One hears this sort of claim too often to pay much heed but in Celmins' case it is backed by an impressive cv showing a history of museum exhibitions in Philadelphia, Seattle, Minneapolis and at the Whitney in New York, and work scattered throughout the best collections in the United States. All this American fame and yet not a single picture in a museum on the side of the Atlantic where she was born and lived the first 10 years of her life and, until now, no opportunity for us Europeans to judge her work.
So, what have we been missing? The first thing one notices at the ICA is a continuity spread across 30 years, not exactly sameness, but a single- minded approach and consistency of mood. The earliest works date from 1964 when Celmins was 26 and recently moved from her adopted American home of Indianapolis to Venice Beach, California. Nothing, however, about these grey, monochromatic pictures could be less Californian, or less in keeping with the fun and fizzy pop culture that was beginning to find its feet on the American west coast.
There is a circumstantial likeness to pop art in her choice of everyday subject matter, but Celmins's reason for painting fans, pans, heaters and hotplates was simply that these things were the contents of her studio. It is as if she never glimpsed the sun, let alone the beach.
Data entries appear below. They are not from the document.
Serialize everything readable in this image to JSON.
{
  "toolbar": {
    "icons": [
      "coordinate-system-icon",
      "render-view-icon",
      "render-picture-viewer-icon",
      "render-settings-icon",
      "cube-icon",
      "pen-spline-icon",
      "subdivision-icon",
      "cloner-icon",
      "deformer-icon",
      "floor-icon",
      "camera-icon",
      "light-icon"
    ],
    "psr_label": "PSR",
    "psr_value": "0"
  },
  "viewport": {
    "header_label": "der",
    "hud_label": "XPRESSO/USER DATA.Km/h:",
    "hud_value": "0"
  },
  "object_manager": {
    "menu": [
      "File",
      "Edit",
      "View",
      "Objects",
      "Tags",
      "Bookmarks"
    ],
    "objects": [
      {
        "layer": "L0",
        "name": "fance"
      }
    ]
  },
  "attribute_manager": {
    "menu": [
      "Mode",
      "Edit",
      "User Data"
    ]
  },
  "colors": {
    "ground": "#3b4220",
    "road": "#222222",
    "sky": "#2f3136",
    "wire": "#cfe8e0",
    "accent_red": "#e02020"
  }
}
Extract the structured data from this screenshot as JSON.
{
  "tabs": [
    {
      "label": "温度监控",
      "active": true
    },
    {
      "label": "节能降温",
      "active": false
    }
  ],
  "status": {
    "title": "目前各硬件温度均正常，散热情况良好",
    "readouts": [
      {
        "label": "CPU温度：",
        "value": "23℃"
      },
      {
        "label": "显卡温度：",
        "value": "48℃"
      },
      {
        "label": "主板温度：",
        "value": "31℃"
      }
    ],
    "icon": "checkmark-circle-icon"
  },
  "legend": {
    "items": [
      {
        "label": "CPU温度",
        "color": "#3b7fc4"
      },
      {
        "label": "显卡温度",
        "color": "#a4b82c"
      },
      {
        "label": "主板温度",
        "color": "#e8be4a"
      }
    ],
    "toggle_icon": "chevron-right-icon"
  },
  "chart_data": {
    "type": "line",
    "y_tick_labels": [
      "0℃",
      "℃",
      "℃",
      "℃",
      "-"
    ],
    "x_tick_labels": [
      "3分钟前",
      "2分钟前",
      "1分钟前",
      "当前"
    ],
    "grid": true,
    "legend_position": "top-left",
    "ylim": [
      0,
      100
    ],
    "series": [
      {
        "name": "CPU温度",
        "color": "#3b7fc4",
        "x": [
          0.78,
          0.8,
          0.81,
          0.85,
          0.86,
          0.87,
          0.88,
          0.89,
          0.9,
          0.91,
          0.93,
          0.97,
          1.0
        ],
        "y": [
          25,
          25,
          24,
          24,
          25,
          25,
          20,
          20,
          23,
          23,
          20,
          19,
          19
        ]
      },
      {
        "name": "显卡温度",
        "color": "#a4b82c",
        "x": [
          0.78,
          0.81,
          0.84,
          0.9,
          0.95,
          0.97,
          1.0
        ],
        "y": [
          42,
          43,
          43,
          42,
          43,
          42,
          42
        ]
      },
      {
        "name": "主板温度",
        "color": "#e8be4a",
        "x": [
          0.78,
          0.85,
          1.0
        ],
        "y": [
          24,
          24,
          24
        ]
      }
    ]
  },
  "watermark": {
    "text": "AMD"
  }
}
She has acknowledged the influence of Morandi, master of the pale grey still life, but while the effect of a Morandi painting is of harmony, the feel of these paintings by Celmins is consistently of isolation. This seems to be the key to her work: a continuing solitary mood that extends from these early domestic pictures through to her most recent paintings of the cosmos and the sky at night.
Between these early and late pictures she abandoned her paints to concentrate on making meticulous pencil drawings from photographs of subjects with a similarly lonely atmosphere - the open sea, the desert and the surface of the moon. They are unquestionably well done, highly observed and beautifully made, but there is something ultimately unsatisfying about their lack of emotion or imagination.
Celmins was stuck making these small drawings of big subjects for nearly 20 years before she returned to painting in the late 1980s, a return that was helped by the making of a rare sculptural work which is included at the ICA. To Fix the Image in Memory, as it is rather pretentiously titled, is made up of 11 pairs of stones - each pair comprising an original bit of rock and a reproduction made by Celmins in bronze and painted in exact replica of the original. This is the visual trickery of her drawings of photographs taken to its logical conclusion and, arranged in a glass table top in the centre of this exhibition, they are a curious sight and offer a moment of light relief in what is otherwise a pretty sombre experience. It is easy to see why Celmins's work has a following in America, where such moments of quiet contemplation are few and far between. She has a singular talent, but on a grey December day in London rather a dispiriting one. To 22 Dec. Info: 0171-930 3647